SALISBURY — The Salisbury City Council indicated this week that it in the future would like to see a more realistic Capital Improvement Plan (CIP) presented for annual review.

Acknowledging that the CIP is basically a wish list of upcoming projects, several council members said Monday that past CIPs have seemed overloaded with many projects having to be shelved for years.

The issue was raised by Councilwoman Laura Mitchell during a work session this week. This year’s CIP, which is a five-year outlook plan on city projects, was being discussed when Mitchell mentioned that she’s seen a pattern during her years reviewing similar plans.

“It’s kind of a delicate question so forgive me if I stumble through this like a bull in a china shop,” she said. “I’ve noticed a pattern of it seems like when we have a number of things in here a couple of them get done but most of them just keep getting pushed back year after year after year. Is that strictly a financial issue?”

All projects included in any year’s CIP are “advanced with the expectation that they can be funded,” according to Tom Stevenson, city administrator. He reminded the council that this is his first year being involved with the CIP as a city administrator but, to the best of his knowledge, everything is based on the funding that should be available.

According to Council President Jake Day, the philosophy that Salisbury has used with CIP’s in the past has not been wrong but probably could be better defined. While he believes that all of the projects that the city is considering should be cataloged in the plan, he would like to see priority projects better categorized.

One thing that Day has noticed is a tendency to bunch up projects into one year when it’s unlikely that the council will be able to secure funding for the entire batch in one budget.

“Why not spread those things out further?” he asked.

Mitchell agreed, especially since having already served several years on the council, she’s noticed that projects can easily get caught in limbo.

“By the third to fourth time you see this and it keeps getting moved out and out, then I wonder, ‘Well, how important are these things if it’s been three years already or four years already. Are they really going to make it another three years?’” she said.

It raises the question of how serious the council is when updating the CIP if major projects are shuffled off year after year, Mitchell continued. Like Day, Mitchell is in favor of keeping all of the projects listed in the plan to keep them on the radar but thinks that the financially viable should be indicated as such.

“So I like having everything in there, it just would be nice to know if hey, this needs to be done and we hope someone hits the lottery or a big grant falls out of the sky,” she said.

Each of the projects listed in the CIP are viable to some degree, according to Keith Cordrey, director of Internal Services. Cordrey told the council that for any project to make the mark his staff has to be able to justify the need and the city’s potential to follow through.

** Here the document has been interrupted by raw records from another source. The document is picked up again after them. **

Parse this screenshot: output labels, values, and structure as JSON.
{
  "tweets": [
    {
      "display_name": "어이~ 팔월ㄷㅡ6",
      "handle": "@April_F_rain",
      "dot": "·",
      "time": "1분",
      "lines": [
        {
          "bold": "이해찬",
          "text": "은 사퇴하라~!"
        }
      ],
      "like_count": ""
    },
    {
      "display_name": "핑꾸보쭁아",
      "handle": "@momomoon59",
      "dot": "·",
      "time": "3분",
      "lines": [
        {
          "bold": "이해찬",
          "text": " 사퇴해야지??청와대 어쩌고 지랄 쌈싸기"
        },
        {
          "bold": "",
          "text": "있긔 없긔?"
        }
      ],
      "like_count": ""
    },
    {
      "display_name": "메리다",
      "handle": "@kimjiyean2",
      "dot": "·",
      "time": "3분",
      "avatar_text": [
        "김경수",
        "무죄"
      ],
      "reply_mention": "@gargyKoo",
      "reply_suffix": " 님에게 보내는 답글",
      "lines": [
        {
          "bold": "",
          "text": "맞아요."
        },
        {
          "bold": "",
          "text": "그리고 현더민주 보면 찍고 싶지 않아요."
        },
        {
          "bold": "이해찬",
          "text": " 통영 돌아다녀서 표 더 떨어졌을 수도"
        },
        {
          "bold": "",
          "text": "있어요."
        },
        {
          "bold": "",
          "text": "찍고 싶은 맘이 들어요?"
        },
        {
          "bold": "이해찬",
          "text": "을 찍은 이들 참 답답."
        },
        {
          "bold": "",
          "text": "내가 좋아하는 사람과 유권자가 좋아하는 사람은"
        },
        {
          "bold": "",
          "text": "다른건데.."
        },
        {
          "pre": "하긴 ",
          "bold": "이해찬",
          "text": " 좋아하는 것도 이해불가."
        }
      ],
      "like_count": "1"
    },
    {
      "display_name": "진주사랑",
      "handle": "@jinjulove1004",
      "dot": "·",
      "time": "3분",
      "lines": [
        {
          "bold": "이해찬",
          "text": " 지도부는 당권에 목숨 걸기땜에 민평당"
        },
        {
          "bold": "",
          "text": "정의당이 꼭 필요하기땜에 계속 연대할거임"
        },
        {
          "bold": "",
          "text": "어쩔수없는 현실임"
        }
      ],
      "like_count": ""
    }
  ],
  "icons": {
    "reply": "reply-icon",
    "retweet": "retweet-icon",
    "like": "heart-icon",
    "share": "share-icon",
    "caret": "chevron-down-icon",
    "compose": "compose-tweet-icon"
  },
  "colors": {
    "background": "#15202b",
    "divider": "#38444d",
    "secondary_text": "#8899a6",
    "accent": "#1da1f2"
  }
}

“I didn’t want to come here and try to justify these projects when I couldn’t,” said Cordrey.

However, he admitted that it’s easy for projects to slip through the cracks from year to year if the funding isn’t readily available.

Stevenson promised the council that the administration would look for ways to streamline the CIP.

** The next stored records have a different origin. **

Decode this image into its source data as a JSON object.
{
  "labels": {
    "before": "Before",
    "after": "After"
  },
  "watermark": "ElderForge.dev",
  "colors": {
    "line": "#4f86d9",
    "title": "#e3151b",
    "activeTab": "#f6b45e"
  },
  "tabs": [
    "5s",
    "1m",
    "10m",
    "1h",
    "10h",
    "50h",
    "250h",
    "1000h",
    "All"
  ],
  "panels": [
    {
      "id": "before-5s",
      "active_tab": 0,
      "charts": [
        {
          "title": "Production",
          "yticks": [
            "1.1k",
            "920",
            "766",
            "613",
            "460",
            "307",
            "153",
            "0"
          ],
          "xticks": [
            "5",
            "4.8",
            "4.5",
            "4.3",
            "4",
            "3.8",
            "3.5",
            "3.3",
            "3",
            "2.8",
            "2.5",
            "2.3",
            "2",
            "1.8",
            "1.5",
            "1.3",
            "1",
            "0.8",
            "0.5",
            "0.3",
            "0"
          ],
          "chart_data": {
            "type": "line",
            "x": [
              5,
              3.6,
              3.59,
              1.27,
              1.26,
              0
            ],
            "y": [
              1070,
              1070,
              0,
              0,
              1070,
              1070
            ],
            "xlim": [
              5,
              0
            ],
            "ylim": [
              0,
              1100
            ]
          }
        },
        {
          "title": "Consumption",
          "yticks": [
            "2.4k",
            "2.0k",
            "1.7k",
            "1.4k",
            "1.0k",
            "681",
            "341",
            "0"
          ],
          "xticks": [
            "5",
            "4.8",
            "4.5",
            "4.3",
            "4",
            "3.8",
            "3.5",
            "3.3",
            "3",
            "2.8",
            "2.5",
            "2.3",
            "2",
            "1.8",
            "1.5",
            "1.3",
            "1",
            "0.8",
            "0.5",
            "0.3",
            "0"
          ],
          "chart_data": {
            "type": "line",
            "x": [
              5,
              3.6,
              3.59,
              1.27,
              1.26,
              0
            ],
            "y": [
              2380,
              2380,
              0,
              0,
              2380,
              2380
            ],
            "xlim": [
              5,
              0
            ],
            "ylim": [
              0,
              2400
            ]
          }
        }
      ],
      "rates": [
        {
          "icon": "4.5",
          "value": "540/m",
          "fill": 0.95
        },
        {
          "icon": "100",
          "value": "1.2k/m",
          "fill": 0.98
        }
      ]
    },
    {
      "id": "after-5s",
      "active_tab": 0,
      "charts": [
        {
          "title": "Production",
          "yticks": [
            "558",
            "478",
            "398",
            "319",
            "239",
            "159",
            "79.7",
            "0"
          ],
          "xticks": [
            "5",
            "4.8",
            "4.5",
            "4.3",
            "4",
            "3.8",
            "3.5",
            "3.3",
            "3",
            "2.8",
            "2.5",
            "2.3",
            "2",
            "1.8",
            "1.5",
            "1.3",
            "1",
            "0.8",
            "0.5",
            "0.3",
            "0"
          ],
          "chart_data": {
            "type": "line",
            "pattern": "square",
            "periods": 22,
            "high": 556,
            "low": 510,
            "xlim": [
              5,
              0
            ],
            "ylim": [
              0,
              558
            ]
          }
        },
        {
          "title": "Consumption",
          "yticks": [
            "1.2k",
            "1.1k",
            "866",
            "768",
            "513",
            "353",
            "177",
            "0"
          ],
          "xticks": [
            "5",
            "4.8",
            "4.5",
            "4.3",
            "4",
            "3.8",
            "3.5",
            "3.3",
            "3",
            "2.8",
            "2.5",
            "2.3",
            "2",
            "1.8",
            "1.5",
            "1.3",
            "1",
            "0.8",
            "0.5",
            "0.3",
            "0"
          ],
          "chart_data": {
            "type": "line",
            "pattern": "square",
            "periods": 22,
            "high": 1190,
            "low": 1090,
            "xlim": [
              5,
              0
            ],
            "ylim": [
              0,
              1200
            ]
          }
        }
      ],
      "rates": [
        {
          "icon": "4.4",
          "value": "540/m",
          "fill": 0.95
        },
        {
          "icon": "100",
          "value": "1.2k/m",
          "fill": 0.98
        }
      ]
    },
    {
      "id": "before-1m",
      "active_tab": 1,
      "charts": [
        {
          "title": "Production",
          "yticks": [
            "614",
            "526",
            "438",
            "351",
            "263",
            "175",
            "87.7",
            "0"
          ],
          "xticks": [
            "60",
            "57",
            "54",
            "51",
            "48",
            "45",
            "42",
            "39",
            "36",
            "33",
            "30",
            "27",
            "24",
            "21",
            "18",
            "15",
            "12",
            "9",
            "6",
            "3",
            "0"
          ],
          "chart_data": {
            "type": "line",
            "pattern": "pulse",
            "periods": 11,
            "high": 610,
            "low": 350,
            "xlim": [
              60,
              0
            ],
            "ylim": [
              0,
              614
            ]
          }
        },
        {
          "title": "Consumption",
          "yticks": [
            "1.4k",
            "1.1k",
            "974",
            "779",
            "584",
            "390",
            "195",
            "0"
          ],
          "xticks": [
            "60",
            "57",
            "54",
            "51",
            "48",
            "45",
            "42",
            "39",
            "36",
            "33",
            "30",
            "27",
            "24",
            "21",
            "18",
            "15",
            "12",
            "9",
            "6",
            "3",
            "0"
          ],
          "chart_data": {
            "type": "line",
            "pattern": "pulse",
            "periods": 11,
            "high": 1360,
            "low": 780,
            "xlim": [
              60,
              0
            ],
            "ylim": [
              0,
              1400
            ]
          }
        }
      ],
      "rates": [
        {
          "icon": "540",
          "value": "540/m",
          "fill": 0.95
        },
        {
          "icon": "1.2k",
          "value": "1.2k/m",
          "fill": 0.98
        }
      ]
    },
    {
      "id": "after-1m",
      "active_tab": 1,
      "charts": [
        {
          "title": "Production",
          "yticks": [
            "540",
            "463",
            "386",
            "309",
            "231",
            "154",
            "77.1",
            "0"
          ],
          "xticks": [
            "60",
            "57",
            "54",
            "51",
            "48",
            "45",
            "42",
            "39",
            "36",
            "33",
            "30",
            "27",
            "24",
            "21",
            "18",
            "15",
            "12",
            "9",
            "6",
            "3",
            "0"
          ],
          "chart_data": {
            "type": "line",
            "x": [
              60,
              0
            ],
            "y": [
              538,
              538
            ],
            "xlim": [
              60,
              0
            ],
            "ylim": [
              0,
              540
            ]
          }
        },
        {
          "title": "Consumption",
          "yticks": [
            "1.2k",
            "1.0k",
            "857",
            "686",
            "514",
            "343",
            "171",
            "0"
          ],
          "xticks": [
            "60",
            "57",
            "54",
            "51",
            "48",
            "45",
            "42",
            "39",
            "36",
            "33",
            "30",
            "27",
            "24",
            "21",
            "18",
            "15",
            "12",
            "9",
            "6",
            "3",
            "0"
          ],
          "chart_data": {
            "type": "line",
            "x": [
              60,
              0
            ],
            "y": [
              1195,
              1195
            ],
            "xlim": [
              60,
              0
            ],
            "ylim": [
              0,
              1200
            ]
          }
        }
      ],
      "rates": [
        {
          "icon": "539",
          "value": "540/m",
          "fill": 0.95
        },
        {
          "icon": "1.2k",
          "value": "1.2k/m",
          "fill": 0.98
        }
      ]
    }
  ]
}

“I think maybe going forward we can forward a document to the council that is a little bit more realistic and we can continue to catalog those needs and desires and wishes but with the understanding that this is more realistic and we can probably get these things done,” Stevenson said.